- Damn, It Feels Good to Be a Gangster! / Being Evil Sucks: Depending on the song.
- Drugs Are Bad: Cocaine is generally portrayed negatively, at least on the side of consumption. Alcohol and marijuana occasionally get mentioned in a somewhat critical light.
- Drugs Are Good: Done with alcohol, marijuana, promethazine with codeine (lean), oxycodone (percocet), and, outside of his music, Monster Energy.
- Freestyle Version: Meek is a big fan of this. He often keeps the original name, or something very similar to it.
- Yall Dont Hear Me — Fabolous
- "No Church in the Wild" — Jay-Z and Kanye West
- "Niggas in Paris" — Jay-Z and Kanye West
- "Hard in Da Paint" — Waka Flocka Flame
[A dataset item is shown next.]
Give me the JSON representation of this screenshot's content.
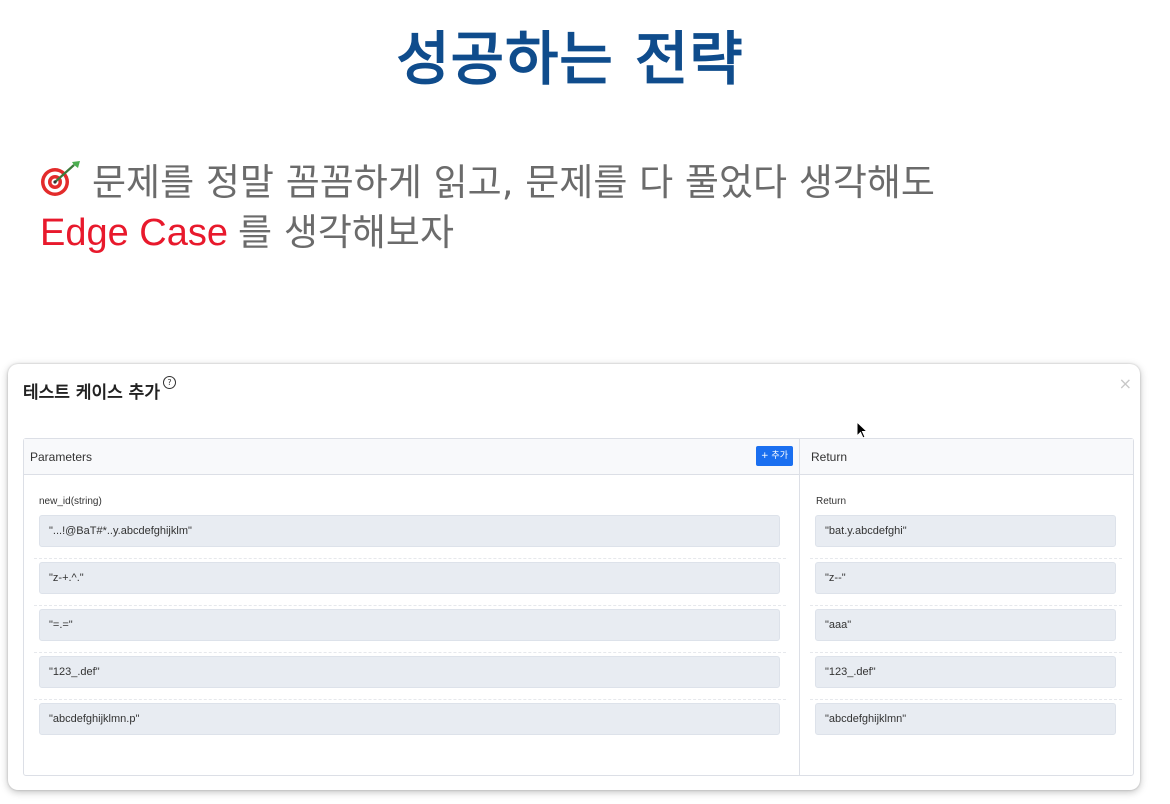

- "Power" — Kanye West
- "Moment 4 Life" — Nicki Minaj
- "Roman's Revenge" — Nicki Minaj
- "Ooh Kill Em" — Beat sampled from "Forgot About Dre" by Eminem and Dr. Dre.
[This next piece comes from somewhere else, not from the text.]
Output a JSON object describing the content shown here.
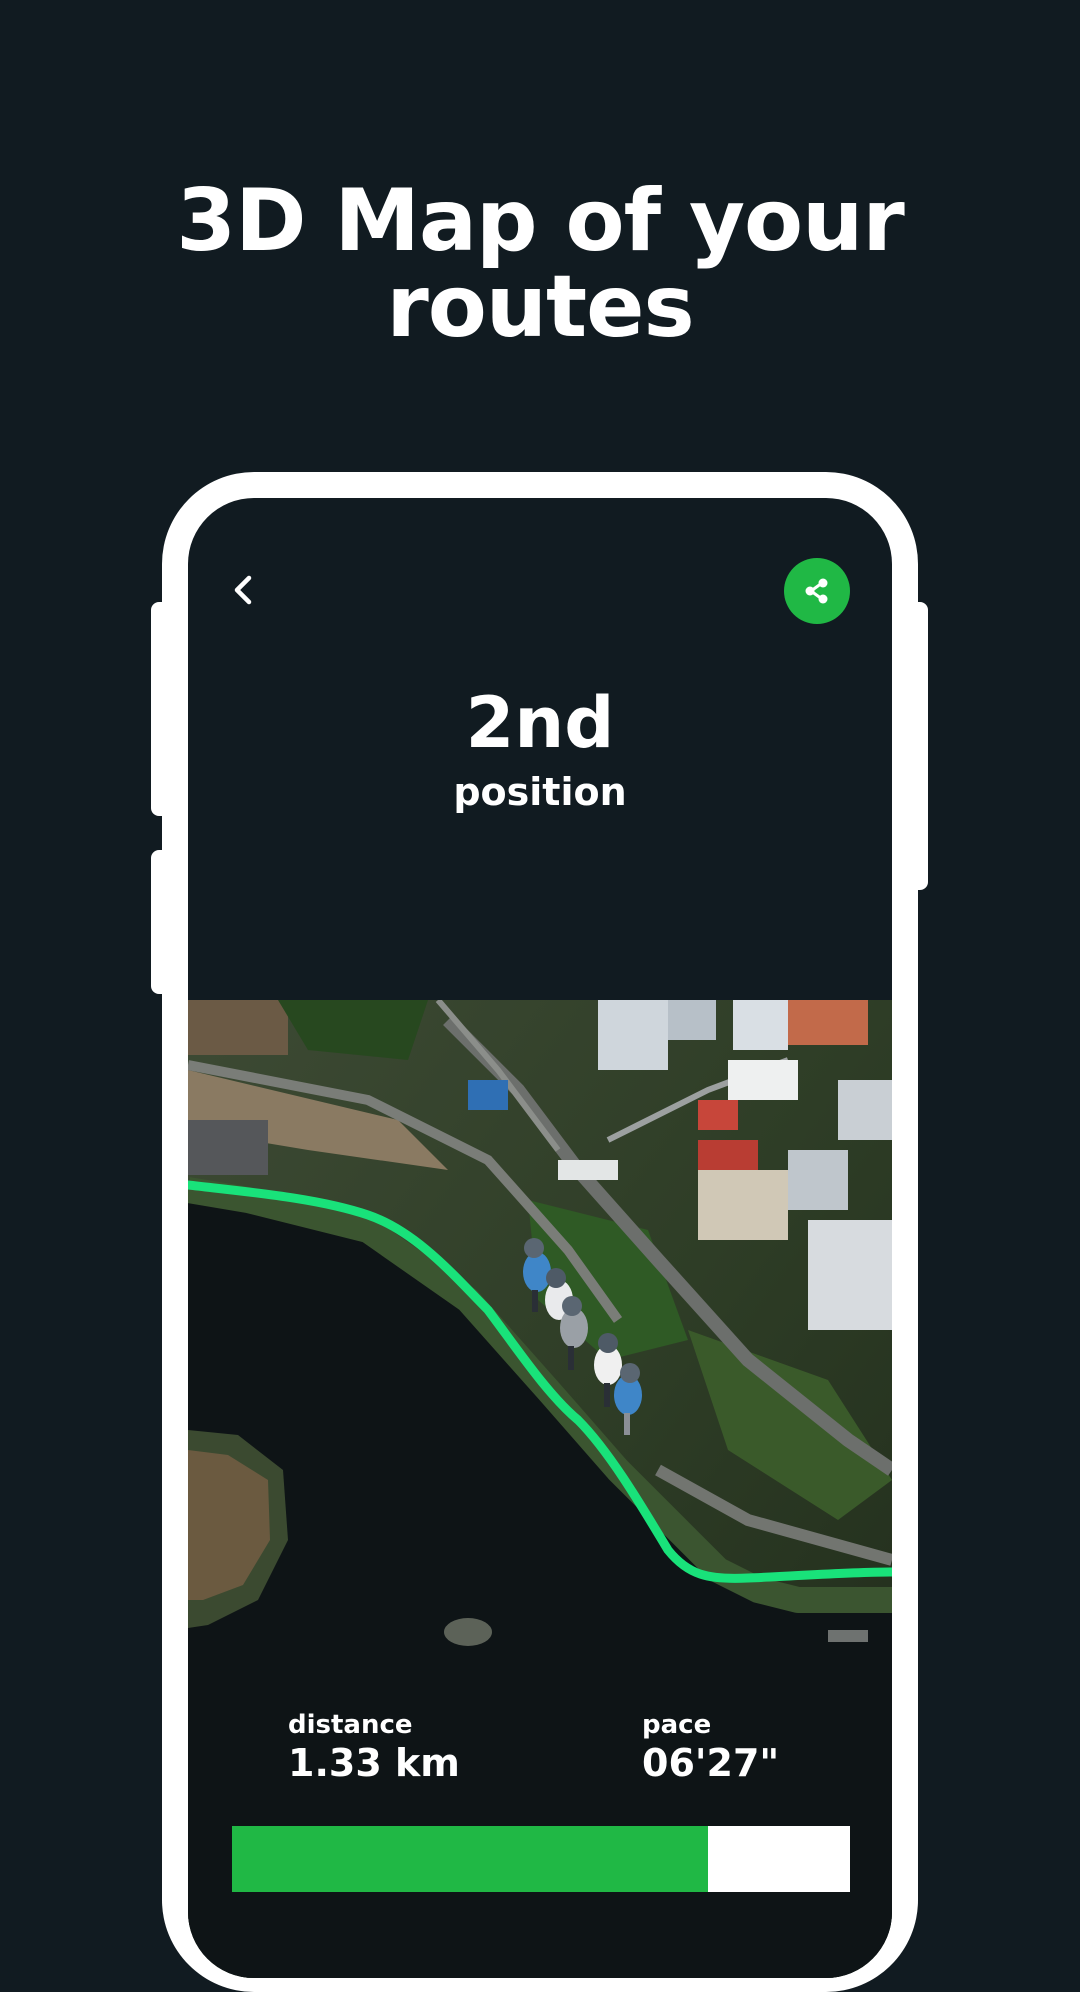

- "Dreams Worth More Than Money Freestyle" — Beat sampled from "Ghetto Symphony" by A$AP Rocky.
- Gangsta Rap: Types 1, 2, and 3. Examples below.
- Type 1: "Tony Story", "Traumatized", and "Hip Hop".
- Type 2: "Work" and "Ima Boss".
- Type 3: "In God We Trust", "Dreams and Nightmares", and "Chiraq".
- Glam Rap: "House Party", "Amen", and others.
- The Lancer: To Rick Ross
- Mood Whiplash: The intro track of the same name on Dreams and Nightmares starts off as a peaceful, lighthearted Glam Rap. A third of the way through, it abruptly switches to hardcore street rap, with no transition or warning of any kind. This leads into the extremely dark "In God We Trust".
- Motor Mouth: Employed impressively in his verse on "No Games (Remix)". Meek frequently expresses himself with this style.
- Mugging the Monster: Many people claim that Meek started beef with Drake because of Drakes reputation. They believed that Meek felt that because Drake had a reputation for being soft that he wasnt going to be a skilled rapper when it came to beef. Meek was proven wrong when Drake released his song Back 2 Back.
- No Honor Among Thieves: A very common element of his more introspective work.I asked God please remove my enemies
I was surprised when I lost niggas that was friends of me
- The street war in "Tony Story" and "Tony Story, Pt.2" is kicked off when a young gang-banger kills his best friend for a kilo of cocaine. The leads to retaliation from the victim's cousin, and the situation escalates from there.
- No Inside Voice: While his reputation for loudly yelling on every single track is somewhat undeserved, Meek often raps in an extremely aggressive manner. This is either headache-inducing or impressive, depending on who you ask.
- Parental Abandonment: Discussed in "Love Don't Live Here". The second verse is about a teenage prostitute who was molested by her stepfather.
- Red Oni, Blue Oni: Rick Ross is calm and collected, while Meek's delivery ranges from energetic to completely unhinged.
- Take That!: "Ooh Kill Em" to Kendrick Lamar:You do it for the nigga with the backpack
I do it for the niggas on the corner
Tryna make a meal ticket with a crack pack
- "Wanna Know" and "War Pain" is this to Drake, who he accused of hiring ghostwriters to write his songs and for not promoting his album Dreams Worth More Than Money, in which Drake was a featured artist for "R.I.C.O.", though the two have since ended their bad blood.
- The Unintelligible: Has a (somewhat overstated) reputation for this, along with having No Inside Voice.
- Trap Music: "Flamers" is full of this.